With a family-owned multinational conglomerate ran by Lucy Mirando (Tilda Swinton) out to bring her beloved super pig to New York to complete a contest that was started ten years earlier, Mija (An Seo Hyun) must find a way to prevent it from happening. She doesn’t have a plan, but she’s determined to stop it at any cost. That much is simple, but things get more and more complicated as she finds herself thrusts in the middle of animal activism, corporate greed and questionable ethics of those with their own interest in mind.
Okja has so much going on that you may believe that it’s going to lose control of itself and become engulfed in the kind of firestorm that can’t be contained. While that appeared to be a strong possibility, they made sure that this didn’t occur and everything works in a way where it all balances out and is easy to follow. With something like this, that’s an insanely difficult task that some people just can’t pull off.

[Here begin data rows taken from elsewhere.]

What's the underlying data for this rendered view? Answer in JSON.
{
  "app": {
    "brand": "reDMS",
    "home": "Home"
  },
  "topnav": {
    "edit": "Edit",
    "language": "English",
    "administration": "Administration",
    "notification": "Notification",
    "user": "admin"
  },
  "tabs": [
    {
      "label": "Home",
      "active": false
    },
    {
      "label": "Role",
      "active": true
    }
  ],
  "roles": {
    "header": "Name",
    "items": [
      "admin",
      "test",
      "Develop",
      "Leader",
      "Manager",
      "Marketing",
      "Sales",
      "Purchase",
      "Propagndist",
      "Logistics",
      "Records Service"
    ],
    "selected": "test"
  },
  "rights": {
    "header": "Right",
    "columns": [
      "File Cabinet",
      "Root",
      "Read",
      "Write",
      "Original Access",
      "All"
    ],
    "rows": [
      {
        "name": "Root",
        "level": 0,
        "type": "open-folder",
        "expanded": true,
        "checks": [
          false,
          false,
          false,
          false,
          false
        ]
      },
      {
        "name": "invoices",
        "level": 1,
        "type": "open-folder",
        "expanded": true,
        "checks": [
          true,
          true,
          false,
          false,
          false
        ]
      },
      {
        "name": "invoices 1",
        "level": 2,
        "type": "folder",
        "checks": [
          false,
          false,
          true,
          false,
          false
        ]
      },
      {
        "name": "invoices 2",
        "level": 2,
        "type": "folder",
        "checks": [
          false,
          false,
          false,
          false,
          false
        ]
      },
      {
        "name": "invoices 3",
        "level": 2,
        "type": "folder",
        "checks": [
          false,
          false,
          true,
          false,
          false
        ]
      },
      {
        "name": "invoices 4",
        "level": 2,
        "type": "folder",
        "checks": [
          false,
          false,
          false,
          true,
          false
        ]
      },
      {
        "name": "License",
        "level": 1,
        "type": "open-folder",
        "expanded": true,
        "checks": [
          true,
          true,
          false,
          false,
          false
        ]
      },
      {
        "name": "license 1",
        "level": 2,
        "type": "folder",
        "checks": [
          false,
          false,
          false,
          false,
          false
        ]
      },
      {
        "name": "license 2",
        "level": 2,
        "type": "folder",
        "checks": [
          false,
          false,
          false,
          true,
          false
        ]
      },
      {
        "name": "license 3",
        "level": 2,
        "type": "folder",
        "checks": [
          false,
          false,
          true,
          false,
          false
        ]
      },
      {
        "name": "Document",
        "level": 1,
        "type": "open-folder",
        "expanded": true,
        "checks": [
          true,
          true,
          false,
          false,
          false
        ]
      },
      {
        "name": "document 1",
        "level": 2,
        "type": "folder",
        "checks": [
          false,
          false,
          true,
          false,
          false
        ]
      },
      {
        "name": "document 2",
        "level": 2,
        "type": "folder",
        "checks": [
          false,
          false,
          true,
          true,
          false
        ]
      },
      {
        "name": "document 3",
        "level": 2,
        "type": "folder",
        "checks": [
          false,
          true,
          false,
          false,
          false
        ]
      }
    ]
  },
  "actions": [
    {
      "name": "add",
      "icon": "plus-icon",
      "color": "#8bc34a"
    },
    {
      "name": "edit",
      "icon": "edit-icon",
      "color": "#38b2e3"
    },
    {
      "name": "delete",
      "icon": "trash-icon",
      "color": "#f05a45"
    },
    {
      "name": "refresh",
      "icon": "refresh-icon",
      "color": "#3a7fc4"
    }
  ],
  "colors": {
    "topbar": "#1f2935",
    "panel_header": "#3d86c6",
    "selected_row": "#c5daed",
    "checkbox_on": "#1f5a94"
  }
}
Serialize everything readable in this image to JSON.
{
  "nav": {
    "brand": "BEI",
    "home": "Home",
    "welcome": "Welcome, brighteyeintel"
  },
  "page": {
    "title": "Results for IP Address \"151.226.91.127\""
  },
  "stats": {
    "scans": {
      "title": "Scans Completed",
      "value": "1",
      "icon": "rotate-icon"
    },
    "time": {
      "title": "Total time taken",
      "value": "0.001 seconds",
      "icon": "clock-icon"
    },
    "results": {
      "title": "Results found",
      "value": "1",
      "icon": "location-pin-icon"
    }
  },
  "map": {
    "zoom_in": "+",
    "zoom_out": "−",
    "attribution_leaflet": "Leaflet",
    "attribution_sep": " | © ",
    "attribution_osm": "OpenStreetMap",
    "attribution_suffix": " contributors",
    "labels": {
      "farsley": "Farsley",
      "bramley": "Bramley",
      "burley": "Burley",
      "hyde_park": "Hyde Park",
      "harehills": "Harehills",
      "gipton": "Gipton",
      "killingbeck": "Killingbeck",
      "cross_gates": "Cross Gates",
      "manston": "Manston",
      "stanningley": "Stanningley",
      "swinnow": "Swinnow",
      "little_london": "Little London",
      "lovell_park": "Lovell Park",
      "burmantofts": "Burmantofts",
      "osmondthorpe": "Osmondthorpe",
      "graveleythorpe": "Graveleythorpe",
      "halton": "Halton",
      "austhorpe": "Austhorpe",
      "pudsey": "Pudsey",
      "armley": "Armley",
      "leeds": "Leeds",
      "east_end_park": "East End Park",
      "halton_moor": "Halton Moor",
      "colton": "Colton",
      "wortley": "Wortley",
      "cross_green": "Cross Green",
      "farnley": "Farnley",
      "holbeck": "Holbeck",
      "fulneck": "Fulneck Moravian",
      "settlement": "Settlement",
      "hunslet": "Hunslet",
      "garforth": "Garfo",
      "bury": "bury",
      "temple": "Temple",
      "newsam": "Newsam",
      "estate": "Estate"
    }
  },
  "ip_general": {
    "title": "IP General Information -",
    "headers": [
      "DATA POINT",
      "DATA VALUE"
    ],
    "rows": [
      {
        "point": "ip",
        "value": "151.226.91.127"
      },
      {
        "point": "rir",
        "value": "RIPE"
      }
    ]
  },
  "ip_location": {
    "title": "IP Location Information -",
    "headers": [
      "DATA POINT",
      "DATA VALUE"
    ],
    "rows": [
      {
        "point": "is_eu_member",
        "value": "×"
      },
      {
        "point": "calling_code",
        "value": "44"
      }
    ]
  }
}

That alone if something that can be commended when talking about Okja, but that’s not all it has to offer. No, you also have to include the actors here as being a vital part of the film’s success. What looked to be the kind of movie that focused primarily on the young lead morphs into something that allows just about all of the significant characters to find their own bit of relevance even if only for a few moments in some instances.
The players that we’re introduced to work in unison with all that’s happening to create something that seems faster than its actual run time of nearly two hours. After a slow start where we meet Okja and Mija for the first time, things take off and never truly settle down. As we jump from place to place and character to character our attention is locked on to the screen. In my opinion, this is how films should be made as far as pacing and structure is concerned even when so much is happening.
In Okja, Bong Joon Ho has created an imaginative film that’s well told and delivers much of what you might be hoping for. What he does here is unusual not just because of the story, but also because he built something that has directly contrasting styles with Snowpiercer, his previous film that came before it. This isn’t something that we’re used to seeing from filmmakers as many of them find what they’re good at and remain there for the remainder of their careers.
I guess there are similarities in terms of Okja‘s attempts to comment on specific sections of our society while also remaining somewhat mature in terms of what’s being shown. But, it’s also a feature film that stands on its own with its light tone and the high comedic energy that assists in providing pleasing thrills throughout. Because of this, we have something that is fresh and unique in a world that gives us much of what we’ve already seen before. That’s great, but this actually being well put together makes it even more entertaining.
Director: Bong Joon Ho
An Seo Hyun
Film Length: 121 minutes
Release Date: June 28, 2017
- Score - 7/107/10